→ Data provided
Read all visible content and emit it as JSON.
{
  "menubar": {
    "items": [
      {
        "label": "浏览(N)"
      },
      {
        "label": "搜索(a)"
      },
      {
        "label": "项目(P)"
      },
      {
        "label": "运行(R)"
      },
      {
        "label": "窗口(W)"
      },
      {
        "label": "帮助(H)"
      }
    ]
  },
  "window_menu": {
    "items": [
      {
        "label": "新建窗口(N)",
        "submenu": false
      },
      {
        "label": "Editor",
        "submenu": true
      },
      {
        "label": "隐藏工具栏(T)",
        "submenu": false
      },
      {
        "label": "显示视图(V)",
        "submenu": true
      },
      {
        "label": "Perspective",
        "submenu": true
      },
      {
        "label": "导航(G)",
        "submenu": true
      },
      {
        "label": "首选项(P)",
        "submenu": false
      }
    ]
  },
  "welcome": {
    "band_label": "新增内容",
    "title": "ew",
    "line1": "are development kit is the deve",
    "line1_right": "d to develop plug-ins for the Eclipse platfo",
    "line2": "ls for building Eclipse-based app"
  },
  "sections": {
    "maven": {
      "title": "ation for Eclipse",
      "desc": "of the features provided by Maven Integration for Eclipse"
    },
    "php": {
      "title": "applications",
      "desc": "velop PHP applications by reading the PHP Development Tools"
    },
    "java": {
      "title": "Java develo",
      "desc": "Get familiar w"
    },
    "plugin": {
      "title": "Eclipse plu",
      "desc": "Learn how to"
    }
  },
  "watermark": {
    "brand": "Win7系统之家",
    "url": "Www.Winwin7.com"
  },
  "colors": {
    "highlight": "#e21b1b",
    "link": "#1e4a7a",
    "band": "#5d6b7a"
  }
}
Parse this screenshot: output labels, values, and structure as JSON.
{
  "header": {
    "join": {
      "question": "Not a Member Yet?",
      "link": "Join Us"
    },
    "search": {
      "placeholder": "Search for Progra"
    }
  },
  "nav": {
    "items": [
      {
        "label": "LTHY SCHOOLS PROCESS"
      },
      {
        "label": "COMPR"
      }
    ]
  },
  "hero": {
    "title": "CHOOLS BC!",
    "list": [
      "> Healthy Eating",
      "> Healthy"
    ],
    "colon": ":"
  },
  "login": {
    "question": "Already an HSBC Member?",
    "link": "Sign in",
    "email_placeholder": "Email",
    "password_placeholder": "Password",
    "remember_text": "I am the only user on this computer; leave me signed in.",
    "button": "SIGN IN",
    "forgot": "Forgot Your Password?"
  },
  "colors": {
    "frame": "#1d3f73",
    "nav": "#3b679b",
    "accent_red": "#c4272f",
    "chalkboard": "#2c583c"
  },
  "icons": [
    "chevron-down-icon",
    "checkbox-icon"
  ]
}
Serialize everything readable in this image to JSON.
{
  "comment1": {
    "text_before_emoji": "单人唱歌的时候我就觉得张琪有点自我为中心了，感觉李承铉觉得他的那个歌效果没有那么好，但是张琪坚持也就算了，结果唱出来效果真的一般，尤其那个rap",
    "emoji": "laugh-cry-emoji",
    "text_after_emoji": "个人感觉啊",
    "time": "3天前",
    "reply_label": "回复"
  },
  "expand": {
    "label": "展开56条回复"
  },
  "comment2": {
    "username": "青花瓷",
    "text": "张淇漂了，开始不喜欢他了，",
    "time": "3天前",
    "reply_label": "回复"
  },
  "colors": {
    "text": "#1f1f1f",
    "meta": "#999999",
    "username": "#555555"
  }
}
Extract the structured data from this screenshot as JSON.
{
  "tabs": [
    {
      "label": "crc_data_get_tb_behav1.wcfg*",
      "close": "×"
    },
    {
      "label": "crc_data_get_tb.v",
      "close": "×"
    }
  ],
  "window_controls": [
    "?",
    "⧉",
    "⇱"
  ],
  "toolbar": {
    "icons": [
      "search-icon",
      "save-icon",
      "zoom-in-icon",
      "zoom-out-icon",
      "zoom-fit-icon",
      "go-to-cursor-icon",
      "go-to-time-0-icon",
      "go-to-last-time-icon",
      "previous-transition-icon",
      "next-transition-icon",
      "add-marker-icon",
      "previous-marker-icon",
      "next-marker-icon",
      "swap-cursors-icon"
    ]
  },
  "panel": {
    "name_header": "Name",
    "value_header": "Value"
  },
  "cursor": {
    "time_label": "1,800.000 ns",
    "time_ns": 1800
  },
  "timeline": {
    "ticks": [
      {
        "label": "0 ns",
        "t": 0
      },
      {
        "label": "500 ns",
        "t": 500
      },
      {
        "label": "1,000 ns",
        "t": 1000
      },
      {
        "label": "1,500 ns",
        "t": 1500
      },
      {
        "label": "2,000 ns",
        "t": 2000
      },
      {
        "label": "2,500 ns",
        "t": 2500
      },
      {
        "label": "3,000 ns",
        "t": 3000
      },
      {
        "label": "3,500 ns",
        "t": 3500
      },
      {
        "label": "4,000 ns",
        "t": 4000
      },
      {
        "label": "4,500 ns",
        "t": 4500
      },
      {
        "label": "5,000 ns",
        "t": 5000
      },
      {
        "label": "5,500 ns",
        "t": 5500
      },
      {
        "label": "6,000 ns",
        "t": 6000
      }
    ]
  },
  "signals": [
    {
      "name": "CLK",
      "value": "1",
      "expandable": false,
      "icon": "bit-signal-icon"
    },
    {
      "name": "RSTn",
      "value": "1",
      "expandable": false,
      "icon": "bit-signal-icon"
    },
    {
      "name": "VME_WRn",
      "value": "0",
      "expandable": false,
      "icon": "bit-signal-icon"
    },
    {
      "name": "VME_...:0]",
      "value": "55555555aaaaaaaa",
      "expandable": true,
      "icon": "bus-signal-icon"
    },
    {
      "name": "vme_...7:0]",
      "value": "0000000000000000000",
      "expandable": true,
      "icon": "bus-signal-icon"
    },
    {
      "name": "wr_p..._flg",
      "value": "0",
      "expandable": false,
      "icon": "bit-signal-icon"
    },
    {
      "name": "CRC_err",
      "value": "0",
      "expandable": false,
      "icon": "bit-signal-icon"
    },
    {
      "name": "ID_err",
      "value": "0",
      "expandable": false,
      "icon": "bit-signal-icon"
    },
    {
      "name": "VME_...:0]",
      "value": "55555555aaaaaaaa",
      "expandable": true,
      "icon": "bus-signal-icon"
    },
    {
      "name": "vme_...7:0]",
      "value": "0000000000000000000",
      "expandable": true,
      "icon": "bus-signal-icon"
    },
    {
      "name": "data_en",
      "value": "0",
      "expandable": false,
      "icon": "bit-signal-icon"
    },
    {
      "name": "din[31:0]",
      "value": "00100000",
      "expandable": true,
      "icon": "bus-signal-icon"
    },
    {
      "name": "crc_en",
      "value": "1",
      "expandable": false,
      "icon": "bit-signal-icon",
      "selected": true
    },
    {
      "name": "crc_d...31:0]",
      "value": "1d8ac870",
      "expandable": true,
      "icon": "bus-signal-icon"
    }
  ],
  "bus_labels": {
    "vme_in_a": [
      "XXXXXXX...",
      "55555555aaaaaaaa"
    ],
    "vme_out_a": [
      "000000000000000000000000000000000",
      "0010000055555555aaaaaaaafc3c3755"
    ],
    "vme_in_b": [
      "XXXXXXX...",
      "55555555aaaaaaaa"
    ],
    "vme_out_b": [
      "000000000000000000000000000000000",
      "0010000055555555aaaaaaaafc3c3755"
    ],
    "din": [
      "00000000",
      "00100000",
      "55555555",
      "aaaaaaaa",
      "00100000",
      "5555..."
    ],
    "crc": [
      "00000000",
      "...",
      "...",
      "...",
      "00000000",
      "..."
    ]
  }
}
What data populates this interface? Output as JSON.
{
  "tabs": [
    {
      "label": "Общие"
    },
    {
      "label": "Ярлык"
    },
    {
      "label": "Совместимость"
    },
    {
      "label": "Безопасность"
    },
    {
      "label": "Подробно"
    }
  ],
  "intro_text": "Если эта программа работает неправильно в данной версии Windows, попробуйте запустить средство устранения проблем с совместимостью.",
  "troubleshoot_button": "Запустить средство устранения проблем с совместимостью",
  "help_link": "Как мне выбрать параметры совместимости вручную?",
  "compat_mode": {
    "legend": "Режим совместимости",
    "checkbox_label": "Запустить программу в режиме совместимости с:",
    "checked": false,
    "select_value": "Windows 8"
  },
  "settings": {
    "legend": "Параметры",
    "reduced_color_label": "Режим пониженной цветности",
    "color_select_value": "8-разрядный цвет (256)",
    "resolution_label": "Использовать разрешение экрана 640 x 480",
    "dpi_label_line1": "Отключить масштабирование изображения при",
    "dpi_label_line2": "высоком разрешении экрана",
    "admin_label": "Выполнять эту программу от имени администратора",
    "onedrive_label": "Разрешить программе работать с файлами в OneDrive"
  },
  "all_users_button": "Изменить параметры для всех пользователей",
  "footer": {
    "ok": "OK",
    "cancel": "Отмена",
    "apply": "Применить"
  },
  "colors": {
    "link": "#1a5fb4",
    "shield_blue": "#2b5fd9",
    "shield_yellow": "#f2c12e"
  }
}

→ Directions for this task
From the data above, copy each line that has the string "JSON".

→ Answer
Read all visible content and emit it as JSON.
Parse this screenshot: output labels, values, and structure as JSON.
Serialize everything readable in this image to JSON.
Extract the structured data from this screenshot as JSON.
What data populates this interface? Output as JSON.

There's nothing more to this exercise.